▸ **ABOUT THIS EXERCISE**
Return each record word for word and omit the pictures.
:: RECORDS SHOWN ::
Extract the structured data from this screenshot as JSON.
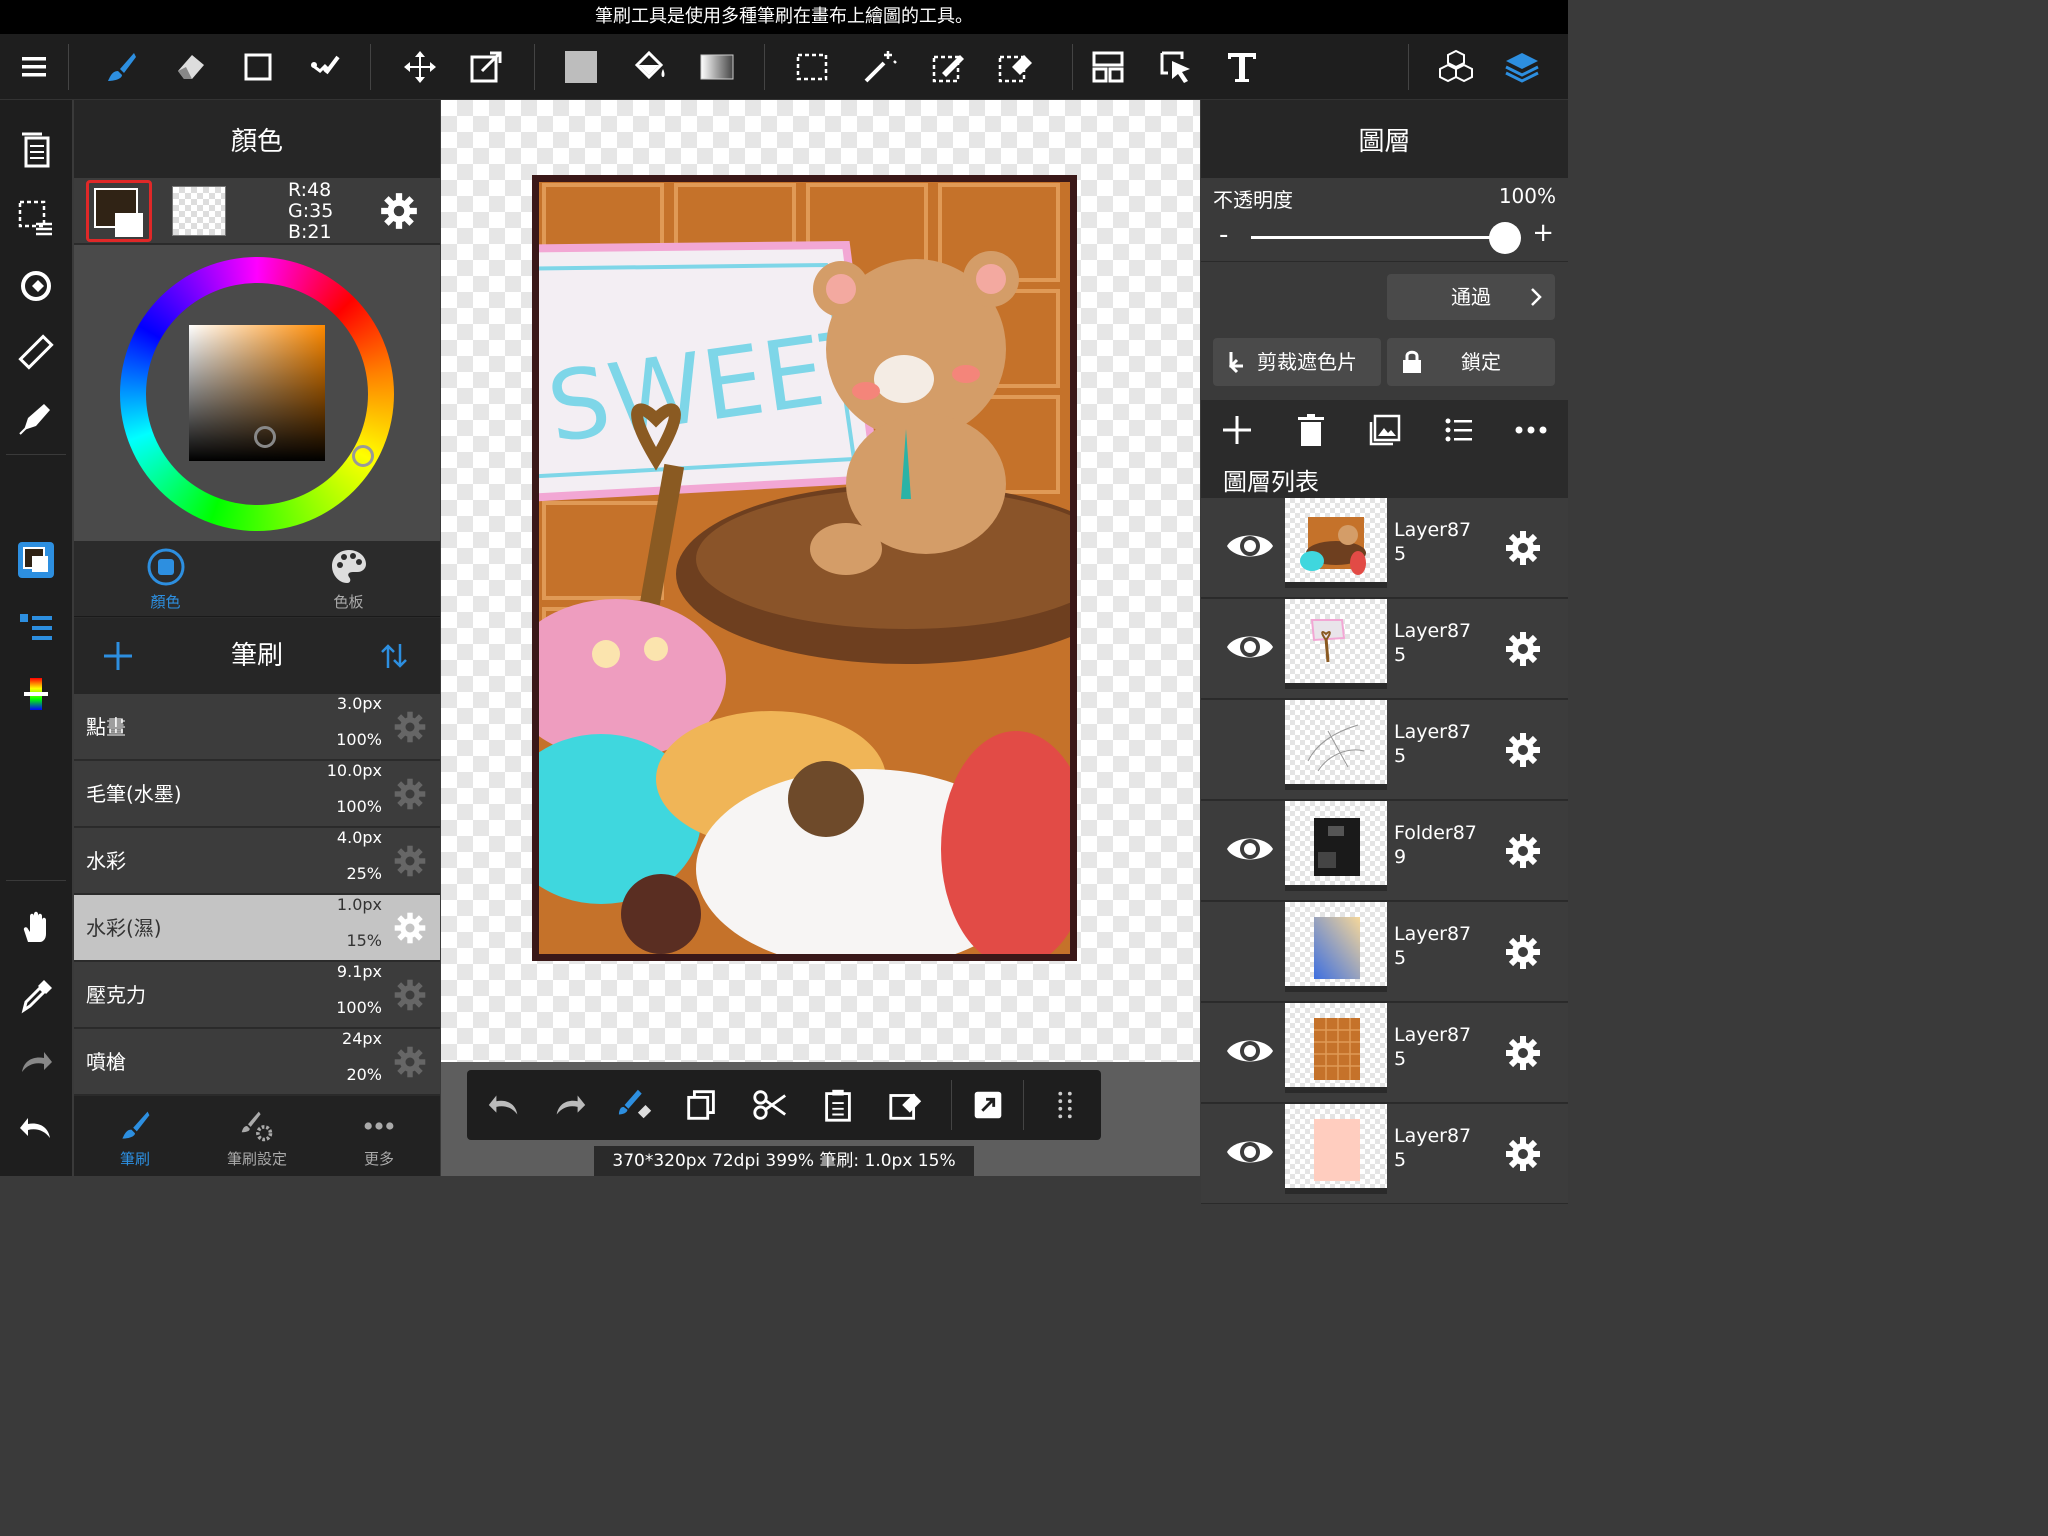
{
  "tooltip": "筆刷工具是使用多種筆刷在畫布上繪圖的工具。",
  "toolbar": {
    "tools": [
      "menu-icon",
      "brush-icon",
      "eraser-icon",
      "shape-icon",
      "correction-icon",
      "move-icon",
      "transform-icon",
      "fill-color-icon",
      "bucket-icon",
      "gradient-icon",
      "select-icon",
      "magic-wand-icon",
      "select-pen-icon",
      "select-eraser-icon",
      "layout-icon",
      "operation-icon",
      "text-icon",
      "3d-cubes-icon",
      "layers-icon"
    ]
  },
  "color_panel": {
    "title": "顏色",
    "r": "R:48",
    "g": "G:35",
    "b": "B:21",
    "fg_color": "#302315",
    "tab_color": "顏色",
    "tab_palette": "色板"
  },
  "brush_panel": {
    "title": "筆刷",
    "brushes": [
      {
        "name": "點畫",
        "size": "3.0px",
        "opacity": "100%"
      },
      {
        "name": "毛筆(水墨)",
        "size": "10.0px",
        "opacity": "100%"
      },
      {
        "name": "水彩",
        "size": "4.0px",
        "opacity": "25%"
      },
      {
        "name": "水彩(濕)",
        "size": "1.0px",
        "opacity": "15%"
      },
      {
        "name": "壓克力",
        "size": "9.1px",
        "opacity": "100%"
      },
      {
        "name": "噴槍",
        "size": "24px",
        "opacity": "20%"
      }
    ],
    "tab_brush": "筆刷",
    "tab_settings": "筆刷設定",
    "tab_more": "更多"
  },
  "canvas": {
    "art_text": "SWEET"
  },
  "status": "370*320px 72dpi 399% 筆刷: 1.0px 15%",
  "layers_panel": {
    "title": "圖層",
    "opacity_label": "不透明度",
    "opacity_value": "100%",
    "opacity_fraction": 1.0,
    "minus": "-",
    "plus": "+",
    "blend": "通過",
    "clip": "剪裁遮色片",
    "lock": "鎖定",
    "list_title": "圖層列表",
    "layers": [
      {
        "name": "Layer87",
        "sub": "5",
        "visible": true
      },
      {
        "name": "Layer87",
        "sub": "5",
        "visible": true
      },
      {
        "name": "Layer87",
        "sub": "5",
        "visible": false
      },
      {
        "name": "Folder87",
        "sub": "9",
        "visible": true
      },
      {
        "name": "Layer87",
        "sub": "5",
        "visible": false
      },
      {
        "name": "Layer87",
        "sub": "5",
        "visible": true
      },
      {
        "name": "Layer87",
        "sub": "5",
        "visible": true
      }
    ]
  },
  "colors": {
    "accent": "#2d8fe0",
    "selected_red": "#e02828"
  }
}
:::
▸ **WRITTEN REPLY**
Extract the structured data from this screenshot as JSON.
{
  "tooltip": "筆刷工具是使用多種筆刷在畫布上繪圖的工具。",
  "toolbar": {
    "tools": [
      "menu-icon",
      "brush-icon",
      "eraser-icon",
      "shape-icon",
      "correction-icon",
      "move-icon",
      "transform-icon",
      "fill-color-icon",
      "bucket-icon",
      "gradient-icon",
      "select-icon",
      "magic-wand-icon",
      "select-pen-icon",
      "select-eraser-icon",
      "layout-icon",
      "operation-icon",
      "text-icon",
      "3d-cubes-icon",
      "layers-icon"
    ]
  },
  "color_panel": {
    "title": "顏色",
    "r": "R:48",
    "g": "G:35",
    "b": "B:21",
    "fg_color": "#302315",
    "tab_color": "顏色",
    "tab_palette": "色板"
  },
  "brush_panel": {
    "title": "筆刷",
    "brushes": [
      {
        "name": "點畫",
        "size": "3.0px",
        "opacity": "100%"
      },
      {
        "name": "毛筆(水墨)",
        "size": "10.0px",
        "opacity": "100%"
      },
      {
        "name": "水彩",
        "size": "4.0px",
        "opacity": "25%"
      },
      {
        "name": "水彩(濕)",
        "size": "1.0px",
        "opacity": "15%"
      },
      {
        "name": "壓克力",
        "size": "9.1px",
        "opacity": "100%"
      },
      {
        "name": "噴槍",
        "size": "24px",
        "opacity": "20%"
      }
    ],
    "tab_brush": "筆刷",
    "tab_settings": "筆刷設定",
    "tab_more": "更多"
  },
  "canvas": {
    "art_text": "SWEET"
  },
  "status": "370*320px 72dpi 399% 筆刷: 1.0px 15%",
  "layers_panel": {
    "title": "圖層",
    "opacity_label": "不透明度",
    "opacity_value": "100%",
    "opacity_fraction": 1.0,
    "minus": "-",
    "plus": "+",
    "blend": "通過",
    "clip": "剪裁遮色片",
    "lock": "鎖定",
    "list_title": "圖層列表",
    "layers": [
      {
        "name": "Layer87",
        "sub": "5",
        "visible": true
      },
      {
        "name": "Layer87",
        "sub": "5",
        "visible": true
      },
      {
        "name": "Layer87",
        "sub": "5",
        "visible": false
      },
      {
        "name": "Folder87",
        "sub": "9",
        "visible": true
      },
      {
        "name": "Layer87",
        "sub": "5",
        "visible": false
      },
      {
        "name": "Layer87",
        "sub": "5",
        "visible": true
      },
      {
        "name": "Layer87",
        "sub": "5",
        "visible": true
      }
    ]
  },
  "colors": {
    "accent": "#2d8fe0",
    "selected_red": "#e02828"
  }
}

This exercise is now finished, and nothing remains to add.